> Provided records

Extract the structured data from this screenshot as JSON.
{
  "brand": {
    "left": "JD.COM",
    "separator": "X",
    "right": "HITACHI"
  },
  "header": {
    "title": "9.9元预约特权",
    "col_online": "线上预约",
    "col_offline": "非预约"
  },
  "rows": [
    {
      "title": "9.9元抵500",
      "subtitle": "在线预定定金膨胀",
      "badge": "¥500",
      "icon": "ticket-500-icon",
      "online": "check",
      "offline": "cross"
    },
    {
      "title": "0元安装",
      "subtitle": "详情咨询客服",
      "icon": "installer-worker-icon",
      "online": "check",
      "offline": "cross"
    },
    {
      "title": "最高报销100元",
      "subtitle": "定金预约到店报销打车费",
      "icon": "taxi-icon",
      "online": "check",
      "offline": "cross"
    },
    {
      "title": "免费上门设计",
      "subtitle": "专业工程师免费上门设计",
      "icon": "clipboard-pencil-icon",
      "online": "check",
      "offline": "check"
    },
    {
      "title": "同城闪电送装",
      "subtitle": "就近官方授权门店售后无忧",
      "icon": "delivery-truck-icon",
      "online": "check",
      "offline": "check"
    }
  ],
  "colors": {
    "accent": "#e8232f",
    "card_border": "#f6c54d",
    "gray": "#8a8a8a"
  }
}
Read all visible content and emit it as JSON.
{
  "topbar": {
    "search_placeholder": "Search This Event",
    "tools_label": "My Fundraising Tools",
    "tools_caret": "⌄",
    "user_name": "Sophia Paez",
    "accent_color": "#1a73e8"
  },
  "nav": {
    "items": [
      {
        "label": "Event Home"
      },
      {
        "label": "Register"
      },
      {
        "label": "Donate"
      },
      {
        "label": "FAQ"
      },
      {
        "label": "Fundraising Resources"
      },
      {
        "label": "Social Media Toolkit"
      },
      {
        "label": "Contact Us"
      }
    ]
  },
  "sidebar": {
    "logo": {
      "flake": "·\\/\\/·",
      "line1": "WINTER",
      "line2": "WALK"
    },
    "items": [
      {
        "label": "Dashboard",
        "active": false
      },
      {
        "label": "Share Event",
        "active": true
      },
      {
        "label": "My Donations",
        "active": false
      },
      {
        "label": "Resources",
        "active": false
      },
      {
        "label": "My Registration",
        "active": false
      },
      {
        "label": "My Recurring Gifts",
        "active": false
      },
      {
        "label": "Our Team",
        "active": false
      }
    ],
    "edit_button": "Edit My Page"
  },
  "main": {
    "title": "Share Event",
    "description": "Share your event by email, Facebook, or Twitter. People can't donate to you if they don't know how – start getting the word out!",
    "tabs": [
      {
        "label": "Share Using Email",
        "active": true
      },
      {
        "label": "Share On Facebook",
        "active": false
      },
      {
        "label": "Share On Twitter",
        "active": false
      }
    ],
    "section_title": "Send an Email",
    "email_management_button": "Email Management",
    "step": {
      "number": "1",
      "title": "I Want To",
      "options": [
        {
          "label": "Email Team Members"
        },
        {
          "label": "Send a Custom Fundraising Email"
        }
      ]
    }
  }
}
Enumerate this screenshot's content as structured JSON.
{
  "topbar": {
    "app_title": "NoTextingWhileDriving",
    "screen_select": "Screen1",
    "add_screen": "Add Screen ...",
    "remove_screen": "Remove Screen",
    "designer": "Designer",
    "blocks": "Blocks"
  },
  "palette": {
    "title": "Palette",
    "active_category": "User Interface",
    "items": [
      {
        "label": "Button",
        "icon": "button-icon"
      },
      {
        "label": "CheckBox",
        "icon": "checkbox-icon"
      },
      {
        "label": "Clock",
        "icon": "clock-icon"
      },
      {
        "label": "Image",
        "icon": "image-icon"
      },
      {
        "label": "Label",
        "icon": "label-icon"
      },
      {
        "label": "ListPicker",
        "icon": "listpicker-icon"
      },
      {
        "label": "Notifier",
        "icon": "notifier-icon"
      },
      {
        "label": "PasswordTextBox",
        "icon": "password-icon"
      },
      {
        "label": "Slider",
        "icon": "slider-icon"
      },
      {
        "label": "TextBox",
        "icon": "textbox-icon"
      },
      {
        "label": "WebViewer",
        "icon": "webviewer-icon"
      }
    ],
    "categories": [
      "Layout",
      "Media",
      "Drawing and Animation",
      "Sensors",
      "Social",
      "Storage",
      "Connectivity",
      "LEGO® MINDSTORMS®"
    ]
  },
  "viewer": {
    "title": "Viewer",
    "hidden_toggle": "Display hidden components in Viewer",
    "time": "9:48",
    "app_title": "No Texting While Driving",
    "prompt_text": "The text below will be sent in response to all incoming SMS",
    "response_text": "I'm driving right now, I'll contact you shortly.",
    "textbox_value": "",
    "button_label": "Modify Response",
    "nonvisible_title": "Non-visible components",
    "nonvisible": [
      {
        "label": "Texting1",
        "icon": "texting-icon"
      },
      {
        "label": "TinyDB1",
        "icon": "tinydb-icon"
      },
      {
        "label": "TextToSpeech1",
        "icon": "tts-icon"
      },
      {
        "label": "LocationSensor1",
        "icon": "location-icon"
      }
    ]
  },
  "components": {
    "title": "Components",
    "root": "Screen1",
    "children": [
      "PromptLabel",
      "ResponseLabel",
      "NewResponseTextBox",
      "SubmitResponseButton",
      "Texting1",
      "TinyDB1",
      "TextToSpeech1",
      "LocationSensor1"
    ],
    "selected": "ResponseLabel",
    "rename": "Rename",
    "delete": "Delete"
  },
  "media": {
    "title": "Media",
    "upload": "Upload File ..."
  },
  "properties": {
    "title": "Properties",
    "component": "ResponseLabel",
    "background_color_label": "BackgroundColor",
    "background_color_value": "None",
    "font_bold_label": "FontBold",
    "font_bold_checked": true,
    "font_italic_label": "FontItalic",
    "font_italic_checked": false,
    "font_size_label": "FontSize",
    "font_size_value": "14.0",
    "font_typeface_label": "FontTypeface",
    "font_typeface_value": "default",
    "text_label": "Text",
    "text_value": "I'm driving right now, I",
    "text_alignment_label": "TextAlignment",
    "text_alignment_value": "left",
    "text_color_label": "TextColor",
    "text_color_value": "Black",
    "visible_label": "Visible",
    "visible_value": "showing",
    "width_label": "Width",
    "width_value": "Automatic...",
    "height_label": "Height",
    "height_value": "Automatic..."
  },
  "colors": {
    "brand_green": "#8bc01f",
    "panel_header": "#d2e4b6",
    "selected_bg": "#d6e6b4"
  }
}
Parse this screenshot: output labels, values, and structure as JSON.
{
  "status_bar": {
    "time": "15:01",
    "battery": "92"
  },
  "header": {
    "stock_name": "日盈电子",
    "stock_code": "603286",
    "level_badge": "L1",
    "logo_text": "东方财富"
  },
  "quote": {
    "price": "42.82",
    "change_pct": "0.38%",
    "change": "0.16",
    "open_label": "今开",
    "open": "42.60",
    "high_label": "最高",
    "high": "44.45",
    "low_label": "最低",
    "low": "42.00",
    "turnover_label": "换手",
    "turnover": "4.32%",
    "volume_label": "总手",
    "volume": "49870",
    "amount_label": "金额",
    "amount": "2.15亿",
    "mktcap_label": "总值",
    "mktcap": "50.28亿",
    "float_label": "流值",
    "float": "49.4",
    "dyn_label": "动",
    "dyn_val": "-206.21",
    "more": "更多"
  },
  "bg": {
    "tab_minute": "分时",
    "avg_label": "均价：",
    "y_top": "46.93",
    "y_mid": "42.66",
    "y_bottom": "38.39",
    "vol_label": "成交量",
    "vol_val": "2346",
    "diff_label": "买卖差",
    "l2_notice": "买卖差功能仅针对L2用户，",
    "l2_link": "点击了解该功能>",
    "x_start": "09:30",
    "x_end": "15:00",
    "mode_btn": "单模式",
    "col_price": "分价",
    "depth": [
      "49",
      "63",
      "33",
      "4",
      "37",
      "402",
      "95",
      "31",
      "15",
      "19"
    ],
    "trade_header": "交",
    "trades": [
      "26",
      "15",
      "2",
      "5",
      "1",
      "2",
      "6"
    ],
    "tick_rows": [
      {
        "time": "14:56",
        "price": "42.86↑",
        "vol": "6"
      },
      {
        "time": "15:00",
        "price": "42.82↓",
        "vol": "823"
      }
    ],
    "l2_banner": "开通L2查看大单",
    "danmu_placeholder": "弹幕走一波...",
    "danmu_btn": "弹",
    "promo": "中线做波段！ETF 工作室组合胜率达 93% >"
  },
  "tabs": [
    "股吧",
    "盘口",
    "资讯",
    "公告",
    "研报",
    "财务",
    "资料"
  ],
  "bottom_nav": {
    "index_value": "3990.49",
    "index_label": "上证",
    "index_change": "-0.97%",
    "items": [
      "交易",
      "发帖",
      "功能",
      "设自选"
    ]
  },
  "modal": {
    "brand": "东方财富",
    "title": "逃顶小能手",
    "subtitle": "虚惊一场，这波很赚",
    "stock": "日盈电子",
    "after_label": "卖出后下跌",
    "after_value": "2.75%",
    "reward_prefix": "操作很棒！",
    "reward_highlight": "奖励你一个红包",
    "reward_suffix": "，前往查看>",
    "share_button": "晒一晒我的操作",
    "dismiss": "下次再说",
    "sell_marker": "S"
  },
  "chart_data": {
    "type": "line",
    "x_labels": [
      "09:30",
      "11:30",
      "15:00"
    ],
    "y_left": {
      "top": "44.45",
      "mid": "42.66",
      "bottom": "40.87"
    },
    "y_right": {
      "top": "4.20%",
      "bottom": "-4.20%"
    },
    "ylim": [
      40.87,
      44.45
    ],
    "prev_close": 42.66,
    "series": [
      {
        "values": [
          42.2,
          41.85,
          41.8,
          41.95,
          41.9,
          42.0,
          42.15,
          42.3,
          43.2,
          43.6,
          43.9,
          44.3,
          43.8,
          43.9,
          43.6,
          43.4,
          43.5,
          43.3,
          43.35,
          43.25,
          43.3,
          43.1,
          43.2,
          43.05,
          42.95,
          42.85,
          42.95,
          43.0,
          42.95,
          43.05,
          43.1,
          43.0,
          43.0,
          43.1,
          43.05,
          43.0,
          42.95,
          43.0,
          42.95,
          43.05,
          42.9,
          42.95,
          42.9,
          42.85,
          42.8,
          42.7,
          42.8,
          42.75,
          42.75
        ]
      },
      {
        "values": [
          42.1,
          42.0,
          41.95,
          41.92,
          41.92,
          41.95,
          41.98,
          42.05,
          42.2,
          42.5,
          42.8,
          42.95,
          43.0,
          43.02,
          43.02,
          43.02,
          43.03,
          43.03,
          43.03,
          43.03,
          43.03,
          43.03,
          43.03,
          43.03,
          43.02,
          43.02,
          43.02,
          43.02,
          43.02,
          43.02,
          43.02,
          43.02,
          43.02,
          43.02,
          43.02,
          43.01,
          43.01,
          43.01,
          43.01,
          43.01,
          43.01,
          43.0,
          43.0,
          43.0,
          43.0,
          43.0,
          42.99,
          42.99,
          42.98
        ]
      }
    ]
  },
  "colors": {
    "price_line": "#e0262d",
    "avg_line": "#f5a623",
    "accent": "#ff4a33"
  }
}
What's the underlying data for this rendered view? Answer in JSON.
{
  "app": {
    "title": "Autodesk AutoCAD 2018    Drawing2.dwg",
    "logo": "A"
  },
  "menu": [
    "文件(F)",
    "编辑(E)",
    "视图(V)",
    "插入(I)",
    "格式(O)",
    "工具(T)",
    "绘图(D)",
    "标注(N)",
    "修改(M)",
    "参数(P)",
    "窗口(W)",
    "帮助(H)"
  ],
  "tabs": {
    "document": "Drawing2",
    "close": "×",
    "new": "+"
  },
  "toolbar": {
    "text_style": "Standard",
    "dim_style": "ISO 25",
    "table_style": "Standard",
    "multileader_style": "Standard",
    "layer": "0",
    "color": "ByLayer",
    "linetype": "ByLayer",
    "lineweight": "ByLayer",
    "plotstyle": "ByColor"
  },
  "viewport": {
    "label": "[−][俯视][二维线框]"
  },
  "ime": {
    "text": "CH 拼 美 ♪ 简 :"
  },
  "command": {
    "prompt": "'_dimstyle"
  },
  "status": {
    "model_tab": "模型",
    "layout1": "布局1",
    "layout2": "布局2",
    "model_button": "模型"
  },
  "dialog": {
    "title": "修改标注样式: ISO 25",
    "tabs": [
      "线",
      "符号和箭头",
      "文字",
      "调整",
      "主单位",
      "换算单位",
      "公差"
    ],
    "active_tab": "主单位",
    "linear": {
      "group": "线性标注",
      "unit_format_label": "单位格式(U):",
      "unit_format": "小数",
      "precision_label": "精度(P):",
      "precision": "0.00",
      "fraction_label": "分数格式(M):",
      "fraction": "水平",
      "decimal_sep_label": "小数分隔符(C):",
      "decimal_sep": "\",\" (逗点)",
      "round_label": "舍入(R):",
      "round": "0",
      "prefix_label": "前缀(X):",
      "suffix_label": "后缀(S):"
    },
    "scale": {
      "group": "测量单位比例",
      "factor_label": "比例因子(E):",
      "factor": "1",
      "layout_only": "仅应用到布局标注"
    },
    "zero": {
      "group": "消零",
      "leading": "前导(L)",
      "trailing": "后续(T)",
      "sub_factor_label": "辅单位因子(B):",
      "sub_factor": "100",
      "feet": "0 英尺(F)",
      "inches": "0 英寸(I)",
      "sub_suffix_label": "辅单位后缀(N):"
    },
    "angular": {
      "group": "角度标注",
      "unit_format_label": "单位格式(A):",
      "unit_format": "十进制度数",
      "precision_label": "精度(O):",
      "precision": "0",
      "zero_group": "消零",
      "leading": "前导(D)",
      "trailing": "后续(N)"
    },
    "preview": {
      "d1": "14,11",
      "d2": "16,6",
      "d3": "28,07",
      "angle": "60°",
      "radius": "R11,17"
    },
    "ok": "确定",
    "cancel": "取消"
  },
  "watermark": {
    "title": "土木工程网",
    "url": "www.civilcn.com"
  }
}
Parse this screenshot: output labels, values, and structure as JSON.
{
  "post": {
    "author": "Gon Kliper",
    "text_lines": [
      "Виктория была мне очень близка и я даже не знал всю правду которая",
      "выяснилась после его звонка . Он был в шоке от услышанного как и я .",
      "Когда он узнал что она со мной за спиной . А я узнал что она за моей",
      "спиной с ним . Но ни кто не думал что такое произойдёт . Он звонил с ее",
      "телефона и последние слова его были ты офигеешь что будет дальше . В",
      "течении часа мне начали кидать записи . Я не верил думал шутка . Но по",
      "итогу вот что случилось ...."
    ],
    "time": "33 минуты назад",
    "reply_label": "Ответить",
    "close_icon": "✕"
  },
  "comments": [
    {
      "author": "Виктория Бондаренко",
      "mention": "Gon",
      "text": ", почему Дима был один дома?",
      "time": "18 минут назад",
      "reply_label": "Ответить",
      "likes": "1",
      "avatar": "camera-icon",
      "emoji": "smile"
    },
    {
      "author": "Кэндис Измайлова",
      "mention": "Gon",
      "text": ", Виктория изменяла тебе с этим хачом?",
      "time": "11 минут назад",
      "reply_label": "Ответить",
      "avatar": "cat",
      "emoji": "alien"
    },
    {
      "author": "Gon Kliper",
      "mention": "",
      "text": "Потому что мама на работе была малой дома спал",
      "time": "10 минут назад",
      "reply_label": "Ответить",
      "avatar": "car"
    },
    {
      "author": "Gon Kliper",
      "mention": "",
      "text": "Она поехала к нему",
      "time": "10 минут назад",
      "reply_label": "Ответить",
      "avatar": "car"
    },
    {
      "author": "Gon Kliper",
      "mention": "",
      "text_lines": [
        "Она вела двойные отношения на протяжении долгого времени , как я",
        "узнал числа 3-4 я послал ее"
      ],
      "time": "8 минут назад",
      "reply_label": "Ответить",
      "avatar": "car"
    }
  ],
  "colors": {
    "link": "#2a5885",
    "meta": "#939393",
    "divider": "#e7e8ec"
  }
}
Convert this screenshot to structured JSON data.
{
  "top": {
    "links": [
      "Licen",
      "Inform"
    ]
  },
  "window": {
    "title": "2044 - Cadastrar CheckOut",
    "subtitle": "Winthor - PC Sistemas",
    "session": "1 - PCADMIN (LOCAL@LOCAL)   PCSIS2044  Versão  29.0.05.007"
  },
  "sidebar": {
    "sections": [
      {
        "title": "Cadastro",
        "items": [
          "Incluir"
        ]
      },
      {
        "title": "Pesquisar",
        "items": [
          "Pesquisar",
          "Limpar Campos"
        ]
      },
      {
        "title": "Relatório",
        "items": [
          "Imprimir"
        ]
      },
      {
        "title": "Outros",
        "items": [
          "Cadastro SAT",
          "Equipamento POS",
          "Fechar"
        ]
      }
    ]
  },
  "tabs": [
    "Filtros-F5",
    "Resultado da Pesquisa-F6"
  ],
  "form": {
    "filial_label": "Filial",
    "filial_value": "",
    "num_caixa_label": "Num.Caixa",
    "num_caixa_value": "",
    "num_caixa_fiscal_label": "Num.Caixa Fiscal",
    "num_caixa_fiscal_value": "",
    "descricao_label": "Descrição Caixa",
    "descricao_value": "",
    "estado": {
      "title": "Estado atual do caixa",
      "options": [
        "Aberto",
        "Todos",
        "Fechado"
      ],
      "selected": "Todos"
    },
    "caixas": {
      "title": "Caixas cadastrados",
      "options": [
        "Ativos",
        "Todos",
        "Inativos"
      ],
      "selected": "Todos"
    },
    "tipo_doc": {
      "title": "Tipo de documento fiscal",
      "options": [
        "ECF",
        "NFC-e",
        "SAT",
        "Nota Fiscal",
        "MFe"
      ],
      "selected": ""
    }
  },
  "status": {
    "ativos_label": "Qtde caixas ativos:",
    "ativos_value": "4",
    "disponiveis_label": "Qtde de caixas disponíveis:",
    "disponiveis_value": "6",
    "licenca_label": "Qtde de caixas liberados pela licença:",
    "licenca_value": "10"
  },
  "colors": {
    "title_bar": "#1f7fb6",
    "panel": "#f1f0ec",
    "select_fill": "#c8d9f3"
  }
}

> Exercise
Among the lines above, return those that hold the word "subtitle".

> Answer space
      "subtitle": "在线预定定金膨胀",
      "subtitle": "详情咨询客服",
      "subtitle": "定金预约到店报销打车费",
      "subtitle": "专业工程师免费上门设计",
      "subtitle": "就近官方授权门店售后无忧",
    "subtitle": "虚惊一场，这波很赚",
    "subtitle": "Winthor - PC Sistemas",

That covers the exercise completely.